If a line in the entries includes "East", show that line.

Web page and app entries
*****
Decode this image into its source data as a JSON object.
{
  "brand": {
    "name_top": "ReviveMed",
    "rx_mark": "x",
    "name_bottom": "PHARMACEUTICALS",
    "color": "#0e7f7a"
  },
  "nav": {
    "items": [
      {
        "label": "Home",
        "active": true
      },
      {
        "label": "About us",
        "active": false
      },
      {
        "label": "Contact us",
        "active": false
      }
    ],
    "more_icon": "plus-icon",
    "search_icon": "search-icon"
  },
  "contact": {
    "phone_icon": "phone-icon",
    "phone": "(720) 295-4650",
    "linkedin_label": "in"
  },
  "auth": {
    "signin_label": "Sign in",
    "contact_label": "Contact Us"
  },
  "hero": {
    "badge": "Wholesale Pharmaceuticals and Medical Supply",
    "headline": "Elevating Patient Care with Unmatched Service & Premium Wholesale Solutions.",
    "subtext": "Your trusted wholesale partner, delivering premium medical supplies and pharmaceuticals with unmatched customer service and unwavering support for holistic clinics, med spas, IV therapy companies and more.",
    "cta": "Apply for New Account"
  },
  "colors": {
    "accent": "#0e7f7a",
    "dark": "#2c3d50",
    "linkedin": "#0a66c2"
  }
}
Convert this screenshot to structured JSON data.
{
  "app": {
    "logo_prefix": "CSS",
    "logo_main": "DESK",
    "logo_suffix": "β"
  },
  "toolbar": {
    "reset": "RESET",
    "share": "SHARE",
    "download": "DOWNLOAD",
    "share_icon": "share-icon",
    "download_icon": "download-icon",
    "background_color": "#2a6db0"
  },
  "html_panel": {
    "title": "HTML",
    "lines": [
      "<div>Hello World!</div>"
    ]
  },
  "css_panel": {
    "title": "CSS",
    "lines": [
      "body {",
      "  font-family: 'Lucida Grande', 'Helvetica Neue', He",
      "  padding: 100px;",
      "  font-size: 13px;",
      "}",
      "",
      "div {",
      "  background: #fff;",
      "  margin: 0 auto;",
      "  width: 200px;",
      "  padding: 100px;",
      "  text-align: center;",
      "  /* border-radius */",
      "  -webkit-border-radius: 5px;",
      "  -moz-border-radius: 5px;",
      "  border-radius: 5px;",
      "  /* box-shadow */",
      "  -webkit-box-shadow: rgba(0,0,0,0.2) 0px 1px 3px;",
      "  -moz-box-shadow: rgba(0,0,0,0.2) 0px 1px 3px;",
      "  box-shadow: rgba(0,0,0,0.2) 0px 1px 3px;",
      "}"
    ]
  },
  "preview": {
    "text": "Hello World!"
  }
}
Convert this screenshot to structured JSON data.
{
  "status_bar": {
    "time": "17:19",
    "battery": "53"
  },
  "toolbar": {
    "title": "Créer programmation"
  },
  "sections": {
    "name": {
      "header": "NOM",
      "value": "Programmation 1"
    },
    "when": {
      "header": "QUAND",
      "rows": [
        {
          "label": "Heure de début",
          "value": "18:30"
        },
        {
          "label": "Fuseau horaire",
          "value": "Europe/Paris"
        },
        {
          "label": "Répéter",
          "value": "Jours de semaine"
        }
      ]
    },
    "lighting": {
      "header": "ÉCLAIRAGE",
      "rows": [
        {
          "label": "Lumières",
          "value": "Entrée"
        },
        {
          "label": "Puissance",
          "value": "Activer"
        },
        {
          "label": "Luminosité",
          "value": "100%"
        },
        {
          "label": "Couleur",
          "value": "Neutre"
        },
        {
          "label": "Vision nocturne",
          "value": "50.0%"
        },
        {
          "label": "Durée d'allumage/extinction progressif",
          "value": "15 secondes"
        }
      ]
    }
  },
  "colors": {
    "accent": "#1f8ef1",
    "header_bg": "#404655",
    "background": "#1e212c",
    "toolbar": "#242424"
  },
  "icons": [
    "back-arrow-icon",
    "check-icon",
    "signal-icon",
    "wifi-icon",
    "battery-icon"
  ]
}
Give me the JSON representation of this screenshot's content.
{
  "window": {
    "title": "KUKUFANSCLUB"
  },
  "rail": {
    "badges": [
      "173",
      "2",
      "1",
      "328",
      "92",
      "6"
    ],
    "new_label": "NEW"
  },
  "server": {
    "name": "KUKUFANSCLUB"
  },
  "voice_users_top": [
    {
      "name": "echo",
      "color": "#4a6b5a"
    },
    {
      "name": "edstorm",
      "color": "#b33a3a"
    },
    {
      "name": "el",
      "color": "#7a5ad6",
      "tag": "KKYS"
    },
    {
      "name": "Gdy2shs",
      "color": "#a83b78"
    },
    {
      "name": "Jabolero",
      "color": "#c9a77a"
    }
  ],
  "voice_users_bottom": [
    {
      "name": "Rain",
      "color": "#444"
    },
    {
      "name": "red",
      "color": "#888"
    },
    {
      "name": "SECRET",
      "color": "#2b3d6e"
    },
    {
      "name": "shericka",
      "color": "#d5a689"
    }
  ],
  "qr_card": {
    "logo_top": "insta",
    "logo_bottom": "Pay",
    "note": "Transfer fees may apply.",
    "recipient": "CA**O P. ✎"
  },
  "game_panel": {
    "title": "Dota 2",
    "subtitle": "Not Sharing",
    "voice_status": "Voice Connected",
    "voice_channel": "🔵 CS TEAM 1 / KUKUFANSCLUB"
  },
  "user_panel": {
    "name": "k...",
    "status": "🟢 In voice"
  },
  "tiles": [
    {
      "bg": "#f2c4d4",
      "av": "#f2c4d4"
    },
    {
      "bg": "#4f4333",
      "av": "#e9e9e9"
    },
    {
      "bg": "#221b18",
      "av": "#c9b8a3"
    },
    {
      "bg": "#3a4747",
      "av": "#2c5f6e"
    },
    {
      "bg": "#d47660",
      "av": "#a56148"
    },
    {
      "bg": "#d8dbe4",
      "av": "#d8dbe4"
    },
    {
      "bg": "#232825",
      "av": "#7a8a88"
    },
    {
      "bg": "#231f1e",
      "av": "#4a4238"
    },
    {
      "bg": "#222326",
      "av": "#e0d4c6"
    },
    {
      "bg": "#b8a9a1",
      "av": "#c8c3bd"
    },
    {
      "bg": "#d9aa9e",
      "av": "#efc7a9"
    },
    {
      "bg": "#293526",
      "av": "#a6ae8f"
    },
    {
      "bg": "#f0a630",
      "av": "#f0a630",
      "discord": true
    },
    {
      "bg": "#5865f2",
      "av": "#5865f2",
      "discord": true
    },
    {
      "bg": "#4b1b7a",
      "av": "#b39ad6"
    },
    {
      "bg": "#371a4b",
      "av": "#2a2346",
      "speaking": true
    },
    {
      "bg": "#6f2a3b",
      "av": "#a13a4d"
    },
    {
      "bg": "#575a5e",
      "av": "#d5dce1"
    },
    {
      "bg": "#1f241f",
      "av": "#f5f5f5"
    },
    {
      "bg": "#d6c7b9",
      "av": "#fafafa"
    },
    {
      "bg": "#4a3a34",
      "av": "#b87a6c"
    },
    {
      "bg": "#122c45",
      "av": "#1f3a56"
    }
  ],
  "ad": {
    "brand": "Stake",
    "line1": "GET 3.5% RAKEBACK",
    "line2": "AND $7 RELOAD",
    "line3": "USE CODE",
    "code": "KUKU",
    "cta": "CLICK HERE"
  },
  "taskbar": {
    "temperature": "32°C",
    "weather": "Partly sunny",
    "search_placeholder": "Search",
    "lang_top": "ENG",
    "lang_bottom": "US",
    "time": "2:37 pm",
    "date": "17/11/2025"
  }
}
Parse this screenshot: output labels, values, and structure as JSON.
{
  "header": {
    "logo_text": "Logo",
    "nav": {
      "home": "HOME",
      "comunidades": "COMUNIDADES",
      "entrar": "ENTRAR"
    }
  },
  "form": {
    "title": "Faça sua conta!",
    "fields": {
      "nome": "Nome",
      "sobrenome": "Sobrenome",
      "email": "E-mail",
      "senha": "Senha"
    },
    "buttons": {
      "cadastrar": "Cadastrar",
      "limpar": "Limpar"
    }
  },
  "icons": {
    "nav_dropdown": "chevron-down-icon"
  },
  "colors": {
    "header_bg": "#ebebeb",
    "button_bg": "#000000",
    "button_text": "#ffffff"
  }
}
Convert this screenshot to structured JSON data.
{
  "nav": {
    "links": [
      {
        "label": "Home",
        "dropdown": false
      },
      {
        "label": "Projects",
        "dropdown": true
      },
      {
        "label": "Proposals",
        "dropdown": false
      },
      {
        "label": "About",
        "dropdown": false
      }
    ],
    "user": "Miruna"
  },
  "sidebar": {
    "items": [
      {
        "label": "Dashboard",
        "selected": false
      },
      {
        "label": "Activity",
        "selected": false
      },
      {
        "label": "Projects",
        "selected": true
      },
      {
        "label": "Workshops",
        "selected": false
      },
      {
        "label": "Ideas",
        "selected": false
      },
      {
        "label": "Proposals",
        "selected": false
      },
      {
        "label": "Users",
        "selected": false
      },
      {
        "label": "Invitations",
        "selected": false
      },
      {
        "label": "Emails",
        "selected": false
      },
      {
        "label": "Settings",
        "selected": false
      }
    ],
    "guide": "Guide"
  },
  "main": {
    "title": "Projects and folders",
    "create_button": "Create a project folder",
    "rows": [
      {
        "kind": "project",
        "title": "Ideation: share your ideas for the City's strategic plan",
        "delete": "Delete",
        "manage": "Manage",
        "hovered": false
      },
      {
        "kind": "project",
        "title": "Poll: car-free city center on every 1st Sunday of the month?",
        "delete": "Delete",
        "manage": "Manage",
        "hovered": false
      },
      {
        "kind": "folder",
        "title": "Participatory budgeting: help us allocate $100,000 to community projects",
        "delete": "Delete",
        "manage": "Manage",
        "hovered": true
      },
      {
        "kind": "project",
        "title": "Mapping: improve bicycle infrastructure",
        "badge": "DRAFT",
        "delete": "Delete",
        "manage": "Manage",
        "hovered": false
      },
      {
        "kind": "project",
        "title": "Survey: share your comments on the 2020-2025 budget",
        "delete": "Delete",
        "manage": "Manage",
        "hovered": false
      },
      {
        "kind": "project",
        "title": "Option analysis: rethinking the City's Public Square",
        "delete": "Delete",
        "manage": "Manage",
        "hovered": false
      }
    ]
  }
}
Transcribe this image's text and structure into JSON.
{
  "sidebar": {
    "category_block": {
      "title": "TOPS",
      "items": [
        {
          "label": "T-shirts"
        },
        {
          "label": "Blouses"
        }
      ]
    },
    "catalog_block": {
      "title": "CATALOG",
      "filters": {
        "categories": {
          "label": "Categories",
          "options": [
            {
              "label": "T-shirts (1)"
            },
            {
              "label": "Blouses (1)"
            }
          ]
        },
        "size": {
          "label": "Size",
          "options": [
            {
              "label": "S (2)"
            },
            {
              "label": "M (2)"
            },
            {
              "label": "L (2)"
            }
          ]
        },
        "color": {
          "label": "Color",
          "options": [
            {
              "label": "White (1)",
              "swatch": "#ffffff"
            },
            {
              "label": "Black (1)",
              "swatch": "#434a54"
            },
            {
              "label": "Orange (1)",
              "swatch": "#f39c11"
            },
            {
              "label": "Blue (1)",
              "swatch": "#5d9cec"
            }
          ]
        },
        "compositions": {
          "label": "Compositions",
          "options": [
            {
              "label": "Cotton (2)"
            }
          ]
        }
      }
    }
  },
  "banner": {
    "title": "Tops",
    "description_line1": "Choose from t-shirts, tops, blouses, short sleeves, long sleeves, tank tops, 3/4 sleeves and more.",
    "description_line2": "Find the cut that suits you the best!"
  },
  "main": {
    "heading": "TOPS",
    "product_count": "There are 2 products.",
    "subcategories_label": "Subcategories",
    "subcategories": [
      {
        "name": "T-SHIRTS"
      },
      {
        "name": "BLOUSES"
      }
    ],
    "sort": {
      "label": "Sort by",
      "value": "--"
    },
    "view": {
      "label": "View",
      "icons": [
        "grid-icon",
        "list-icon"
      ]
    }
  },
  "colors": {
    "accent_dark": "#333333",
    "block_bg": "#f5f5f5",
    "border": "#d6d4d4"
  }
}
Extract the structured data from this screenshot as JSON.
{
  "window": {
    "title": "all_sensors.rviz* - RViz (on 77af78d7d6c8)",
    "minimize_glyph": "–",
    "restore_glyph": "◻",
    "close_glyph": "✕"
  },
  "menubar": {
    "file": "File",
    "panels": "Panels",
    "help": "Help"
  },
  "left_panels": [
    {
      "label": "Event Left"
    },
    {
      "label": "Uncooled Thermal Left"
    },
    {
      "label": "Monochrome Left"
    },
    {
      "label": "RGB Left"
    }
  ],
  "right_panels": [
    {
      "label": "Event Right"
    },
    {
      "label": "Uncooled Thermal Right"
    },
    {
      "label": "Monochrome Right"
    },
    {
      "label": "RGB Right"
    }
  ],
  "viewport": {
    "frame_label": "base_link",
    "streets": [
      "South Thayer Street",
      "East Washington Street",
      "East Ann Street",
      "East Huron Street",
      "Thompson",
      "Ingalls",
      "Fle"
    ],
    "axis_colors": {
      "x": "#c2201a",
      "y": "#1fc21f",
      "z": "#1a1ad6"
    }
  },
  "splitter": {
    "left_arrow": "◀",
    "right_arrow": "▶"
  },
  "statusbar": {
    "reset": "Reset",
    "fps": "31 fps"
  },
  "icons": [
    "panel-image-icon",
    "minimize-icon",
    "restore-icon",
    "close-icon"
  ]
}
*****
§ **Reply to the task**
      "East Washington Street",
      "East Ann Street",
      "East Huron Street",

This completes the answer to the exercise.